**Try it**
Each record beneath this line is to be copied exactly.

++++ Provided entries ++++

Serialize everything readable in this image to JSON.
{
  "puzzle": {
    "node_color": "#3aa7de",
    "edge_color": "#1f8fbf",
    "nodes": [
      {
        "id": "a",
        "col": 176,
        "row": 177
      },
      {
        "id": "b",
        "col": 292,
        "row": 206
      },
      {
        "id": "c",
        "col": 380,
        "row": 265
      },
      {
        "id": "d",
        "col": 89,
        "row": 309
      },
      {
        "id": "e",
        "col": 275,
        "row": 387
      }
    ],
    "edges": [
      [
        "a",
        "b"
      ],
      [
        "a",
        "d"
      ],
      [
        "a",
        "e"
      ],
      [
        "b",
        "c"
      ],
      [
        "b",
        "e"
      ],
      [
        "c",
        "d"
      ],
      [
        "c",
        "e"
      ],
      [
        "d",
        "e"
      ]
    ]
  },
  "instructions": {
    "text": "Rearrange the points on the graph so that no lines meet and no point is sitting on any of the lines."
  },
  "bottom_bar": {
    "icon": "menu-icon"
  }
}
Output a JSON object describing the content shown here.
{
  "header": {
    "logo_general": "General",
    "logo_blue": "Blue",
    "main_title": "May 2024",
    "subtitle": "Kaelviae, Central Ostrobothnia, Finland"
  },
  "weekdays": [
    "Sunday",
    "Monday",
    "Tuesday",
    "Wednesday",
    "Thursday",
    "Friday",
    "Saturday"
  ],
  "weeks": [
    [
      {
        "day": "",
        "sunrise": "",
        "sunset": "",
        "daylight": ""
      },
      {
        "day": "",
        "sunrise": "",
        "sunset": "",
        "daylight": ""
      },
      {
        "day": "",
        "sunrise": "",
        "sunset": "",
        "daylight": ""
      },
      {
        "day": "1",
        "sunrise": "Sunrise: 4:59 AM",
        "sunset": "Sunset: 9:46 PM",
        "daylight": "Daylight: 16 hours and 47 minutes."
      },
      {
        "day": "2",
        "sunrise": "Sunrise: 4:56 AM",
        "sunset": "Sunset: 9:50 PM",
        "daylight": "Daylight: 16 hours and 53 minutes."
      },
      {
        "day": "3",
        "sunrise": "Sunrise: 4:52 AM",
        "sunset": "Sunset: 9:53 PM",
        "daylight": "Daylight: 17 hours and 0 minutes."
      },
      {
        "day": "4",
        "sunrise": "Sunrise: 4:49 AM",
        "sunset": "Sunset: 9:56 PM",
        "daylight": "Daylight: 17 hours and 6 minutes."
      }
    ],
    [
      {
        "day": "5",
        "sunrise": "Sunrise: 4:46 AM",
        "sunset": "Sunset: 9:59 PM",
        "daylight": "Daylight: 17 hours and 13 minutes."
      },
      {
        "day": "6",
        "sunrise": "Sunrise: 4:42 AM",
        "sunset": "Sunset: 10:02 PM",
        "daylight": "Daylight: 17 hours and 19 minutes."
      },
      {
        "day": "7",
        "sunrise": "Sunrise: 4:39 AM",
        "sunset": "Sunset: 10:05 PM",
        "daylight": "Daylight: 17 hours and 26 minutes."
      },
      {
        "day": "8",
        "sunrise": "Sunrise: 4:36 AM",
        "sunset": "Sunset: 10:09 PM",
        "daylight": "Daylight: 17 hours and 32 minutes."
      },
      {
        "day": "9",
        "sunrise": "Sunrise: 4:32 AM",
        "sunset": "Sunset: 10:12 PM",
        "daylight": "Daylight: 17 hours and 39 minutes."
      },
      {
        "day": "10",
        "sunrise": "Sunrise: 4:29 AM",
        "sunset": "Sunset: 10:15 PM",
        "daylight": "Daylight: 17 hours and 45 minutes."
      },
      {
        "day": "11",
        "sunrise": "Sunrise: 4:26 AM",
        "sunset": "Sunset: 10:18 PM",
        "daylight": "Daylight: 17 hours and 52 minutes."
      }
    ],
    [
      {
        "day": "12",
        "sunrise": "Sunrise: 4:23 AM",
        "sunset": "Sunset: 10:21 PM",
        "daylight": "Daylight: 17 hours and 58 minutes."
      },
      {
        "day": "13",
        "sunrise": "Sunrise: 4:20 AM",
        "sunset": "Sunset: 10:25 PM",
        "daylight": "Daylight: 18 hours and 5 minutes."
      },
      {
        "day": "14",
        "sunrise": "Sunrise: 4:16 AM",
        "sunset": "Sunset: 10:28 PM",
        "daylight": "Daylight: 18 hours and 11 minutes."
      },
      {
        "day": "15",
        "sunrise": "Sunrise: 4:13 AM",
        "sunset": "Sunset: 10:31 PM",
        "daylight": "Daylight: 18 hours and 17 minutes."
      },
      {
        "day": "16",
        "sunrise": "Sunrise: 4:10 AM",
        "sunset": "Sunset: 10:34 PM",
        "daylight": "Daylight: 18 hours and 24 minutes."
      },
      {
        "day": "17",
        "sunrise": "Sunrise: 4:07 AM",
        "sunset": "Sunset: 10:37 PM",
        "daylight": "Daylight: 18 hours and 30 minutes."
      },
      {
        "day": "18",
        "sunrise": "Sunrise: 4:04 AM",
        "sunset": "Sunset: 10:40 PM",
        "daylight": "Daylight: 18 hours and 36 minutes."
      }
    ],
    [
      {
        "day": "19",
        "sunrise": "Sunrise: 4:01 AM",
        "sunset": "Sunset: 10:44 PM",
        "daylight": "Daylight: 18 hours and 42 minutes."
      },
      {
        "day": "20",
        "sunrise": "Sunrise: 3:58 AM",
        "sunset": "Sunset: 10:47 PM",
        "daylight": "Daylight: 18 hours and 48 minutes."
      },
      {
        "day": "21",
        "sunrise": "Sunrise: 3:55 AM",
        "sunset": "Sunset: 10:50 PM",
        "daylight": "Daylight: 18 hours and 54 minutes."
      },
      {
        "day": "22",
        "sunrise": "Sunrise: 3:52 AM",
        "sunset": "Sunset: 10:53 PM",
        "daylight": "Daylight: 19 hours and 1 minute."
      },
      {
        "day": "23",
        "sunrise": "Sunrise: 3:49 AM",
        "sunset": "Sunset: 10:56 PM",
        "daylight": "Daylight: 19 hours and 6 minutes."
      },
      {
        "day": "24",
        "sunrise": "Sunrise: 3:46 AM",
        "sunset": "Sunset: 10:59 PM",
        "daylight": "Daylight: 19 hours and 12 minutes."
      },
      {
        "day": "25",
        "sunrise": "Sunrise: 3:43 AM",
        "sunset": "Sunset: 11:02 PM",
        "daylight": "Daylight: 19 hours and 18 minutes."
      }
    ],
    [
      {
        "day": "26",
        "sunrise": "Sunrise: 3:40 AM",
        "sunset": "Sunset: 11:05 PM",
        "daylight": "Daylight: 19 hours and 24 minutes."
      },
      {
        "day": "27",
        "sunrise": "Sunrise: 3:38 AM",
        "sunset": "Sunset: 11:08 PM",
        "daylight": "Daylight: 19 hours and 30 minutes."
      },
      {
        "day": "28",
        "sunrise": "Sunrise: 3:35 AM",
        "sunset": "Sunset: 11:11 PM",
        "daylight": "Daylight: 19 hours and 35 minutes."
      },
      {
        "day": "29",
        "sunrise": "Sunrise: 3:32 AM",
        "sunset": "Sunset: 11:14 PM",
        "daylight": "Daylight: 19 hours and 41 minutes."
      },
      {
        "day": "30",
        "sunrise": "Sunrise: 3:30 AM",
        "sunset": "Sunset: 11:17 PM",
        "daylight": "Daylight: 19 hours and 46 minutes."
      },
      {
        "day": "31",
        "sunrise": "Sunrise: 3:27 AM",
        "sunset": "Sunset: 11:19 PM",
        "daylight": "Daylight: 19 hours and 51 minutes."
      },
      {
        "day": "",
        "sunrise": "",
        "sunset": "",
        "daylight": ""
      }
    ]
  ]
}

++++

**Exercise response**
Serialize everything readable in this image to JSON.
{
  "puzzle": {
    "node_color": "#3aa7de",
    "edge_color": "#1f8fbf",
    "nodes": [
      {
        "id": "a",
        "col": 176,
        "row": 177
      },
      {
        "id": "b",
        "col": 292,
        "row": 206
      },
      {
        "id": "c",
        "col": 380,
        "row": 265
      },
      {
        "id": "d",
        "col": 89,
        "row": 309
      },
      {
        "id": "e",
        "col": 275,
        "row": 387
      }
    ],
    "edges": [
      [
        "a",
        "b"
      ],
      [
        "a",
        "d"
      ],
      [
        "a",
        "e"
      ],
      [
        "b",
        "c"
      ],
      [
        "b",
        "e"
      ],
      [
        "c",
        "d"
      ],
      [
        "c",
        "e"
      ],
      [
        "d",
        "e"
      ]
    ]
  },
  "instructions": {
    "text": "Rearrange the points on the graph so that no lines meet and no point is sitting on any of the lines."
  },
  "bottom_bar": {
    "icon": "menu-icon"
  }
}
Output a JSON object describing the content shown here.
{
  "header": {
    "logo_general": "General",
    "logo_blue": "Blue",
    "main_title": "May 2024",
    "subtitle": "Kaelviae, Central Ostrobothnia, Finland"
  },
  "weekdays": [
    "Sunday",
    "Monday",
    "Tuesday",
    "Wednesday",
    "Thursday",
    "Friday",
    "Saturday"
  ],
  "weeks": [
    [
      {
        "day": "",
        "sunrise": "",
        "sunset": "",
        "daylight": ""
      },
      {
        "day": "",
        "sunrise": "",
        "sunset": "",
        "daylight": ""
      },
      {
        "day": "",
        "sunrise": "",
        "sunset": "",
        "daylight": ""
      },
      {
        "day": "1",
        "sunrise": "Sunrise: 4:59 AM",
        "sunset": "Sunset: 9:46 PM",
        "daylight": "Daylight: 16 hours and 47 minutes."
      },
      {
        "day": "2",
        "sunrise": "Sunrise: 4:56 AM",
        "sunset": "Sunset: 9:50 PM",
        "daylight": "Daylight: 16 hours and 53 minutes."
      },
      {
        "day": "3",
        "sunrise": "Sunrise: 4:52 AM",
        "sunset": "Sunset: 9:53 PM",
        "daylight": "Daylight: 17 hours and 0 minutes."
      },
      {
        "day": "4",
        "sunrise": "Sunrise: 4:49 AM",
        "sunset": "Sunset: 9:56 PM",
        "daylight": "Daylight: 17 hours and 6 minutes."
      }
    ],
    [
      {
        "day": "5",
        "sunrise": "Sunrise: 4:46 AM",
        "sunset": "Sunset: 9:59 PM",
        "daylight": "Daylight: 17 hours and 13 minutes."
      },
      {
        "day": "6",
        "sunrise": "Sunrise: 4:42 AM",
        "sunset": "Sunset: 10:02 PM",
        "daylight": "Daylight: 17 hours and 19 minutes."
      },
      {
        "day": "7",
        "sunrise": "Sunrise: 4:39 AM",
        "sunset": "Sunset: 10:05 PM",
        "daylight": "Daylight: 17 hours and 26 minutes."
      },
      {
        "day": "8",
        "sunrise": "Sunrise: 4:36 AM",
        "sunset": "Sunset: 10:09 PM",
        "daylight": "Daylight: 17 hours and 32 minutes."
      },
      {
        "day": "9",
        "sunrise": "Sunrise: 4:32 AM",
        "sunset": "Sunset: 10:12 PM",
        "daylight": "Daylight: 17 hours and 39 minutes."
      },
      {
        "day": "10",
        "sunrise": "Sunrise: 4:29 AM",
        "sunset": "Sunset: 10:15 PM",
        "daylight": "Daylight: 17 hours and 45 minutes."
      },
      {
        "day": "11",
        "sunrise": "Sunrise: 4:26 AM",
        "sunset": "Sunset: 10:18 PM",
        "daylight": "Daylight: 17 hours and 52 minutes."
      }
    ],
    [
      {
        "day": "12",
        "sunrise": "Sunrise: 4:23 AM",
        "sunset": "Sunset: 10:21 PM",
        "daylight": "Daylight: 17 hours and 58 minutes."
      },
      {
        "day": "13",
        "sunrise": "Sunrise: 4:20 AM",
        "sunset": "Sunset: 10:25 PM",
        "daylight": "Daylight: 18 hours and 5 minutes."
      },
      {
        "day": "14",
        "sunrise": "Sunrise: 4:16 AM",
        "sunset": "Sunset: 10:28 PM",
        "daylight": "Daylight: 18 hours and 11 minutes."
      },
      {
        "day": "15",
        "sunrise": "Sunrise: 4:13 AM",
        "sunset": "Sunset: 10:31 PM",
        "daylight": "Daylight: 18 hours and 17 minutes."
      },
      {
        "day": "16",
        "sunrise": "Sunrise: 4:10 AM",
        "sunset": "Sunset: 10:34 PM",
        "daylight": "Daylight: 18 hours and 24 minutes."
      },
      {
        "day": "17",
        "sunrise": "Sunrise: 4:07 AM",
        "sunset": "Sunset: 10:37 PM",
        "daylight": "Daylight: 18 hours and 30 minutes."
      },
      {
        "day": "18",
        "sunrise": "Sunrise: 4:04 AM",
        "sunset": "Sunset: 10:40 PM",
        "daylight": "Daylight: 18 hours and 36 minutes."
      }
    ],
    [
      {
        "day": "19",
        "sunrise": "Sunrise: 4:01 AM",
        "sunset": "Sunset: 10:44 PM",
        "daylight": "Daylight: 18 hours and 42 minutes."
      },
      {
        "day": "20",
        "sunrise": "Sunrise: 3:58 AM",
        "sunset": "Sunset: 10:47 PM",
        "daylight": "Daylight: 18 hours and 48 minutes."
      },
      {
        "day": "21",
        "sunrise": "Sunrise: 3:55 AM",
        "sunset": "Sunset: 10:50 PM",
        "daylight": "Daylight: 18 hours and 54 minutes."
      },
      {
        "day": "22",
        "sunrise": "Sunrise: 3:52 AM",
        "sunset": "Sunset: 10:53 PM",
        "daylight": "Daylight: 19 hours and 1 minute."
      },
      {
        "day": "23",
        "sunrise": "Sunrise: 3:49 AM",
        "sunset": "Sunset: 10:56 PM",
        "daylight": "Daylight: 19 hours and 6 minutes."
      },
      {
        "day": "24",
        "sunrise": "Sunrise: 3:46 AM",
        "sunset": "Sunset: 10:59 PM",
        "daylight": "Daylight: 19 hours and 12 minutes."
      },
      {
        "day": "25",
        "sunrise": "Sunrise: 3:43 AM",
        "sunset": "Sunset: 11:02 PM",
        "daylight": "Daylight: 19 hours and 18 minutes."
      }
    ],
    [
      {
        "day": "26",
        "sunrise": "Sunrise: 3:40 AM",
        "sunset": "Sunset: 11:05 PM",
        "daylight": "Daylight: 19 hours and 24 minutes."
      },
      {
        "day": "27",
        "sunrise": "Sunrise: 3:38 AM",
        "sunset": "Sunset: 11:08 PM",
        "daylight": "Daylight: 19 hours and 30 minutes."
      },
      {
        "day": "28",
        "sunrise": "Sunrise: 3:35 AM",
        "sunset": "Sunset: 11:11 PM",
        "daylight": "Daylight: 19 hours and 35 minutes."
      },
      {
        "day": "29",
        "sunrise": "Sunrise: 3:32 AM",
        "sunset": "Sunset: 11:14 PM",
        "daylight": "Daylight: 19 hours and 41 minutes."
      },
      {
        "day": "30",
        "sunrise": "Sunrise: 3:30 AM",
        "sunset": "Sunset: 11:17 PM",
        "daylight": "Daylight: 19 hours and 46 minutes."
      },
      {
        "day": "31",
        "sunrise": "Sunrise: 3:27 AM",
        "sunset": "Sunset: 11:19 PM",
        "daylight": "Daylight: 19 hours and 51 minutes."
      },
      {
        "day": "",
        "sunrise": "",
        "sunset": "",
        "daylight": ""
      }
    ]
  ]
}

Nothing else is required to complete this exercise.